Relatives, friends, and neighbors are wrestling with a question that is asked all too often now: Should we stay, or should we leave? The window of opportunity to leave, however, has slammed shut as traffic is reportedly backed up for fifteen miles behind the high-rise bridge that is the eastern exit from the city.
People will become Monday morning quarterbacks after this disaster passes. “Why would anyone choose to stay?” “Why didn’t the mayor call for a mandatory evacuation?” The second question is easier to answer. New Orleans is a bowl, much of which lies within a new, improved levee and pumping system. This storm organized so quickly that there wasn’t time to evacuate the entire metropolitan area. There would be a major gridlock, trapping people on highways. Mayor Cantrell called instead for a mandatory evacuation of areas outside the levee protection system. People within the levee system were cautioned to buy necessary supplies and to shelter in place. She hopes and trusts that the billions of dollars spent to protect the city after 2005 will work.
But inside or outside of the levee system, many people will stay. Some just assume it won’t be too bad, so why get on the highway and drive for hours when they could just stay home and ride it out? Some don’t have the transportation or money necessary to leave. Some can’t risk not being able to get back to their minimum wage job once the storm has passed. Some can’t find a place to stay that will accept their pets. Some are too old and have no one to help them evacuate. The reasons are as varied are as the individual situations.
As we travel north and east, we see convoys of cherry picker line-repair trucks and Urban Search and Rescue vehicles headed south to our coast. Empty eighteen-wheeler cabs pass us going north, possibly to retrieve containers packed with food, water, and first aid supplies to be delivered to survivors as soon as the storm has passed. Our car radio tells me that a team of FEMA personnel is headed to Louisiana. I guess that’s a thin silver lining which appears as the result of stronger, more destructive, and more frequent storms battering the area. We have become better prepared in the face of disaster. But it’s not enough. It’s like using a Band-Aid to stop a bleeding artery.

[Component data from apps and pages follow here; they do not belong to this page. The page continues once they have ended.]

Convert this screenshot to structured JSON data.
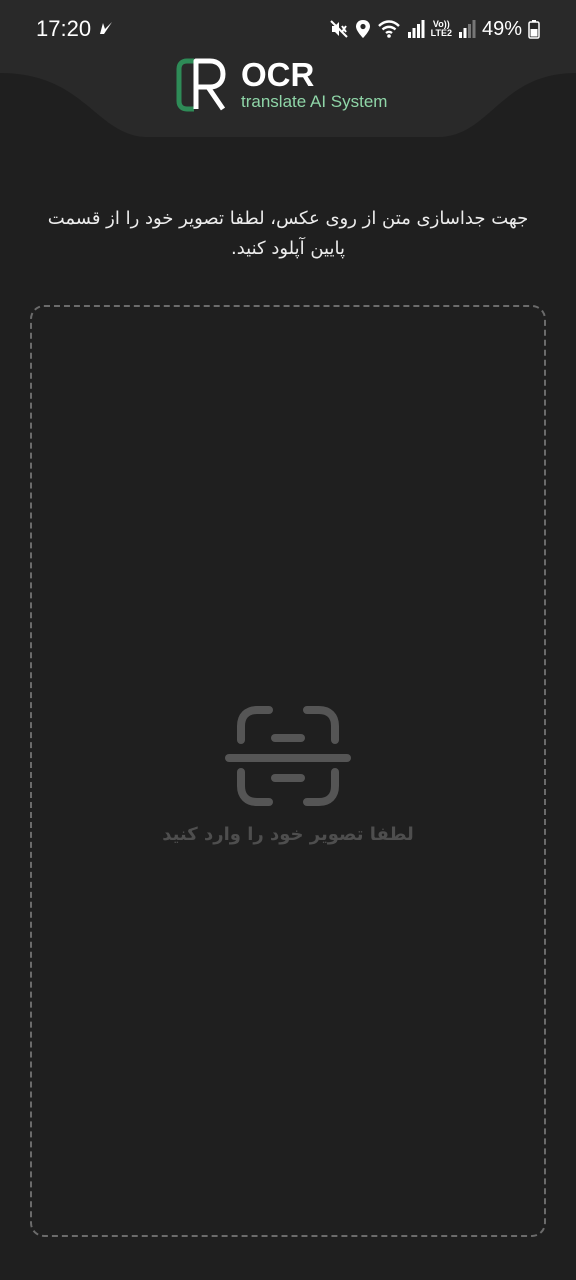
{
  "status_bar": {
    "time": "17:20",
    "lte_top": "Vo))",
    "lte_bottom": "LTE2",
    "battery_percent": "49%",
    "icons": [
      "navigation-arrow-icon",
      "mute-icon",
      "location-icon",
      "wifi-icon",
      "signal-icon",
      "battery-icon"
    ]
  },
  "header": {
    "logo_title": "OCR",
    "logo_subtitle": "translate AI System",
    "accent_color": "#2e8b57"
  },
  "main": {
    "instruction_text": "جهت جداسازی متن از روی عکس، لطفا تصویر خود را از قسمت پایین آپلود کنید.",
    "upload_label": "لطفا تصویر خود را وارد کنید",
    "upload_icon": "scan-document-icon"
  }
}
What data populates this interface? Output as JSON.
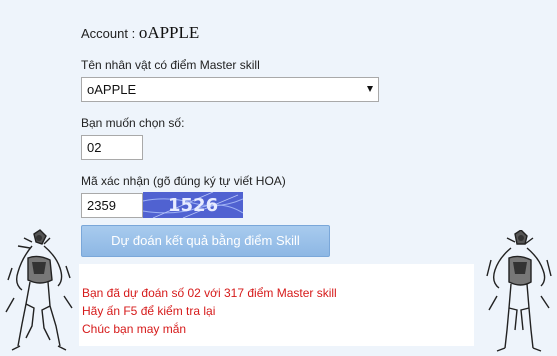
{
  "account": {
    "label": "Account :",
    "value": "oAPPLE"
  },
  "character": {
    "label": "Tên nhân vật có điểm Master skill",
    "selected": "oAPPLE"
  },
  "number": {
    "label": "Bạn muốn chọn số:",
    "value": "02"
  },
  "captcha": {
    "label": "Mã xác nhận (gõ đúng ký tự viết HOA)",
    "value": "2359",
    "image_text": "1526"
  },
  "submit_label": "Dự đoán kết quả bằng điểm Skill",
  "result": {
    "lines": [
      "Bạn đã dự đoán số 02 với 317 điểm Master skill",
      "Hãy ấn F5 để kiểm tra lại",
      "Chúc bạn may mắn"
    ]
  },
  "colors": {
    "background": "#eef4fb",
    "button": "#8db7e4",
    "result_text": "#d61a1a",
    "captcha_bg": "#3f4fc6"
  }
}
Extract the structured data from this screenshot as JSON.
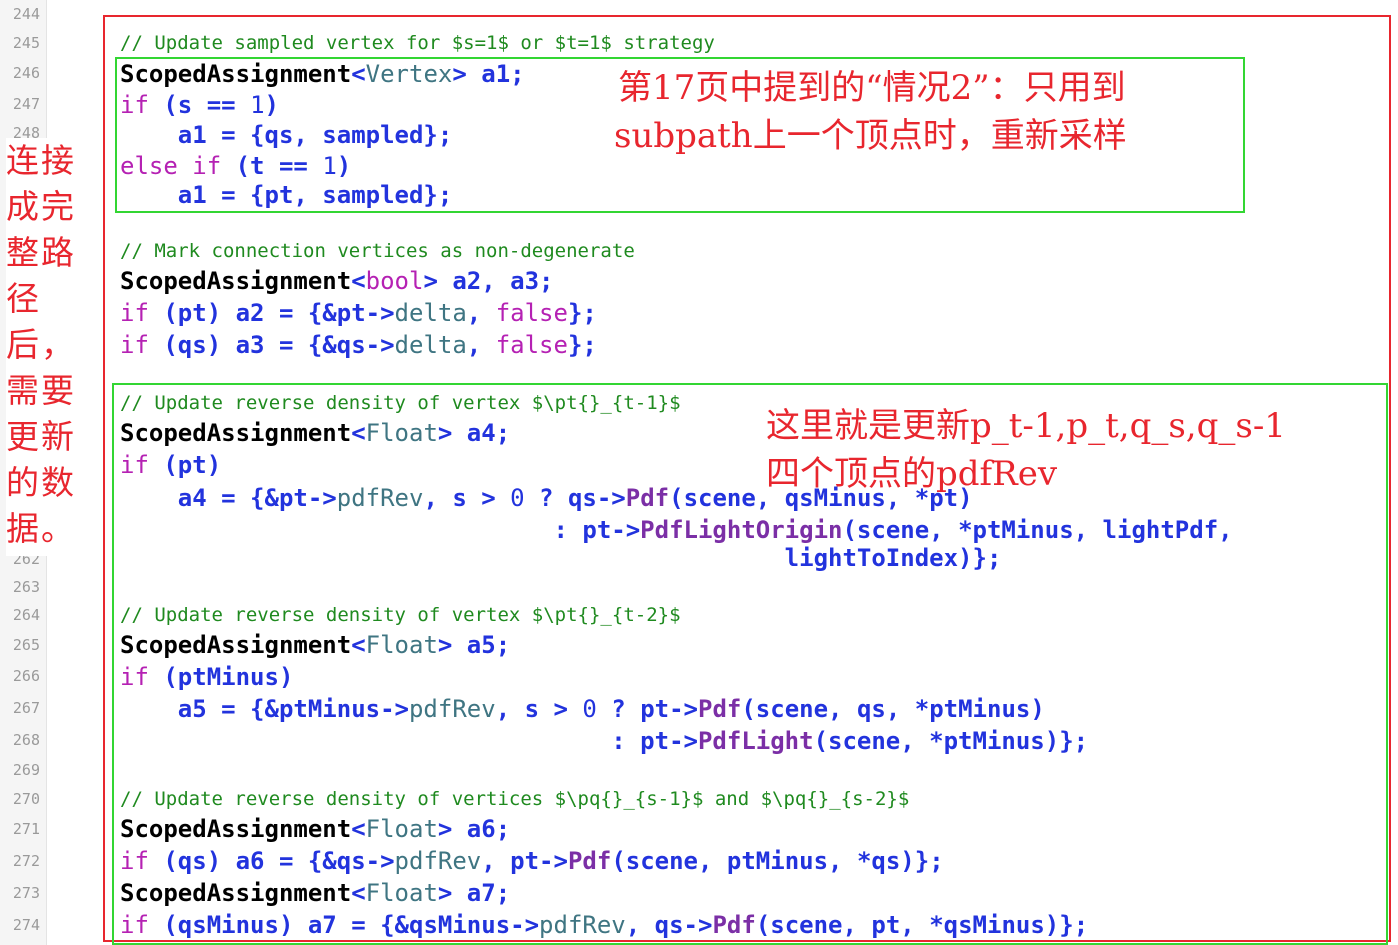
{
  "gutter": {
    "line_numbers": [
      "244",
      "245",
      "246",
      "247",
      "248",
      "262",
      "263",
      "264",
      "265",
      "266",
      "267",
      "268",
      "269",
      "270",
      "271",
      "272",
      "273",
      "274"
    ]
  },
  "code": {
    "lines": [
      {
        "kind": "comment",
        "tokens": [
          {
            "t": "// Update sampled vertex for $s=1$ or $t=1$ strategy",
            "c": "comment"
          }
        ]
      },
      {
        "kind": "code",
        "tokens": [
          {
            "t": "ScopedAssignment",
            "c": "type"
          },
          {
            "t": "<",
            "c": "op"
          },
          {
            "t": "Vertex",
            "c": "cls"
          },
          {
            "t": "> a1;",
            "c": "var"
          }
        ]
      },
      {
        "kind": "code",
        "tokens": [
          {
            "t": "if",
            "c": "kw"
          },
          {
            "t": " (s == ",
            "c": "var"
          },
          {
            "t": "1",
            "c": "num"
          },
          {
            "t": ")",
            "c": "var"
          }
        ]
      },
      {
        "kind": "code",
        "tokens": [
          {
            "t": "    a1 = {qs, sampled};",
            "c": "var"
          }
        ]
      },
      {
        "kind": "code",
        "tokens": [
          {
            "t": "else if",
            "c": "kw"
          },
          {
            "t": " (t == ",
            "c": "var"
          },
          {
            "t": "1",
            "c": "num"
          },
          {
            "t": ")",
            "c": "var"
          }
        ]
      },
      {
        "kind": "code",
        "tokens": [
          {
            "t": "    a1 = {pt, sampled};",
            "c": "var"
          }
        ]
      },
      {
        "kind": "blank",
        "tokens": []
      },
      {
        "kind": "comment",
        "tokens": [
          {
            "t": "// Mark connection vertices as non-degenerate",
            "c": "comment"
          }
        ]
      },
      {
        "kind": "code",
        "tokens": [
          {
            "t": "ScopedAssignment",
            "c": "type"
          },
          {
            "t": "<",
            "c": "op"
          },
          {
            "t": "bool",
            "c": "kw"
          },
          {
            "t": "> a2, a3;",
            "c": "var"
          }
        ]
      },
      {
        "kind": "code",
        "tokens": [
          {
            "t": "if",
            "c": "kw"
          },
          {
            "t": " (pt) a2 = {&pt->",
            "c": "var"
          },
          {
            "t": "delta",
            "c": "prop"
          },
          {
            "t": ", ",
            "c": "var"
          },
          {
            "t": "false",
            "c": "kw"
          },
          {
            "t": "};",
            "c": "var"
          }
        ]
      },
      {
        "kind": "code",
        "tokens": [
          {
            "t": "if",
            "c": "kw"
          },
          {
            "t": " (qs) a3 = {&qs->",
            "c": "var"
          },
          {
            "t": "delta",
            "c": "prop"
          },
          {
            "t": ", ",
            "c": "var"
          },
          {
            "t": "false",
            "c": "kw"
          },
          {
            "t": "};",
            "c": "var"
          }
        ]
      },
      {
        "kind": "blank",
        "tokens": []
      },
      {
        "kind": "comment",
        "tokens": [
          {
            "t": "// Update reverse density of vertex $\\pt{}_{t-1}$",
            "c": "comment"
          }
        ]
      },
      {
        "kind": "code",
        "tokens": [
          {
            "t": "ScopedAssignment",
            "c": "type"
          },
          {
            "t": "<",
            "c": "op"
          },
          {
            "t": "Float",
            "c": "cls"
          },
          {
            "t": "> a4;",
            "c": "var"
          }
        ]
      },
      {
        "kind": "code",
        "tokens": [
          {
            "t": "if",
            "c": "kw"
          },
          {
            "t": " (pt)",
            "c": "var"
          }
        ]
      },
      {
        "kind": "code",
        "tokens": [
          {
            "t": "    a4 = {&pt->",
            "c": "var"
          },
          {
            "t": "pdfRev",
            "c": "prop"
          },
          {
            "t": ", s > ",
            "c": "var"
          },
          {
            "t": "0",
            "c": "num"
          },
          {
            "t": " ? qs->",
            "c": "var"
          },
          {
            "t": "Pdf",
            "c": "fn"
          },
          {
            "t": "(scene, qsMinus, *pt)",
            "c": "var"
          }
        ]
      },
      {
        "kind": "code",
        "tokens": [
          {
            "t": "                              : pt->",
            "c": "var"
          },
          {
            "t": "PdfLightOrigin",
            "c": "fn"
          },
          {
            "t": "(scene, *ptMinus, lightPdf,",
            "c": "var"
          }
        ]
      },
      {
        "kind": "code",
        "tokens": [
          {
            "t": "                                              lightToIndex)};",
            "c": "var"
          }
        ]
      },
      {
        "kind": "blank",
        "tokens": []
      },
      {
        "kind": "comment",
        "tokens": [
          {
            "t": "// Update reverse density of vertex $\\pt{}_{t-2}$",
            "c": "comment"
          }
        ]
      },
      {
        "kind": "code",
        "tokens": [
          {
            "t": "ScopedAssignment",
            "c": "type"
          },
          {
            "t": "<",
            "c": "op"
          },
          {
            "t": "Float",
            "c": "cls"
          },
          {
            "t": "> a5;",
            "c": "var"
          }
        ]
      },
      {
        "kind": "code",
        "tokens": [
          {
            "t": "if",
            "c": "kw"
          },
          {
            "t": " (ptMinus)",
            "c": "var"
          }
        ]
      },
      {
        "kind": "code",
        "tokens": [
          {
            "t": "    a5 = {&ptMinus->",
            "c": "var"
          },
          {
            "t": "pdfRev",
            "c": "prop"
          },
          {
            "t": ", s > ",
            "c": "var"
          },
          {
            "t": "0",
            "c": "num"
          },
          {
            "t": " ? pt->",
            "c": "var"
          },
          {
            "t": "Pdf",
            "c": "fn"
          },
          {
            "t": "(scene, qs, *ptMinus)",
            "c": "var"
          }
        ]
      },
      {
        "kind": "code",
        "tokens": [
          {
            "t": "                                  : pt->",
            "c": "var"
          },
          {
            "t": "PdfLight",
            "c": "fn"
          },
          {
            "t": "(scene, *ptMinus)};",
            "c": "var"
          }
        ]
      },
      {
        "kind": "blank",
        "tokens": []
      },
      {
        "kind": "comment",
        "tokens": [
          {
            "t": "// Update reverse density of vertices $\\pq{}_{s-1}$ and $\\pq{}_{s-2}$",
            "c": "comment"
          }
        ]
      },
      {
        "kind": "code",
        "tokens": [
          {
            "t": "ScopedAssignment",
            "c": "type"
          },
          {
            "t": "<",
            "c": "op"
          },
          {
            "t": "Float",
            "c": "cls"
          },
          {
            "t": "> a6;",
            "c": "var"
          }
        ]
      },
      {
        "kind": "code",
        "tokens": [
          {
            "t": "if",
            "c": "kw"
          },
          {
            "t": " (qs) a6 = {&qs->",
            "c": "var"
          },
          {
            "t": "pdfRev",
            "c": "prop"
          },
          {
            "t": ", pt->",
            "c": "var"
          },
          {
            "t": "Pdf",
            "c": "fn"
          },
          {
            "t": "(scene, ptMinus, *qs)};",
            "c": "var"
          }
        ]
      },
      {
        "kind": "code",
        "tokens": [
          {
            "t": "ScopedAssignment",
            "c": "type"
          },
          {
            "t": "<",
            "c": "op"
          },
          {
            "t": "Float",
            "c": "cls"
          },
          {
            "t": "> a7;",
            "c": "var"
          }
        ]
      },
      {
        "kind": "code",
        "tokens": [
          {
            "t": "if",
            "c": "kw"
          },
          {
            "t": " (qsMinus) a7 = {&qsMinus->",
            "c": "var"
          },
          {
            "t": "pdfRev",
            "c": "prop"
          },
          {
            "t": ", qs->",
            "c": "var"
          },
          {
            "t": "Pdf",
            "c": "fn"
          },
          {
            "t": "(scene, pt, *qsMinus)};",
            "c": "var"
          }
        ]
      }
    ]
  },
  "annotations": {
    "box1_text": [
      "第17页中提到的“情况2”：只用到",
      "subpath上一个顶点时，重新采样"
    ],
    "box2_text": [
      "这里就是更新p_t-1,p_t,q_s,q_s-1",
      "四个顶点的pdfRev"
    ],
    "left_text": [
      "连接",
      "成完",
      "整路",
      "径",
      "后，",
      "需要",
      "更新",
      "的数",
      "据。"
    ]
  },
  "colors": {
    "annotation_red": "#e8262e",
    "box_green": "#33d633",
    "comment_green": "#1f8a1f",
    "keyword_magenta": "#b521b3",
    "variable_blue": "#2233dd",
    "class_teal": "#3f7582",
    "function_purple": "#7b2fa6"
  }
}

Tonight, we will be in a cabin in Lake Toxaway, North Carolina, 3000+ feet above sea level. We will have Wi-Fi, television, air conditioning…the comforts of home. Except it isn’t home. Home is where the heart is, and tonight my heart will be in New Orleans, aching for family, friends, neighbors, and strangers who are left behind in the city.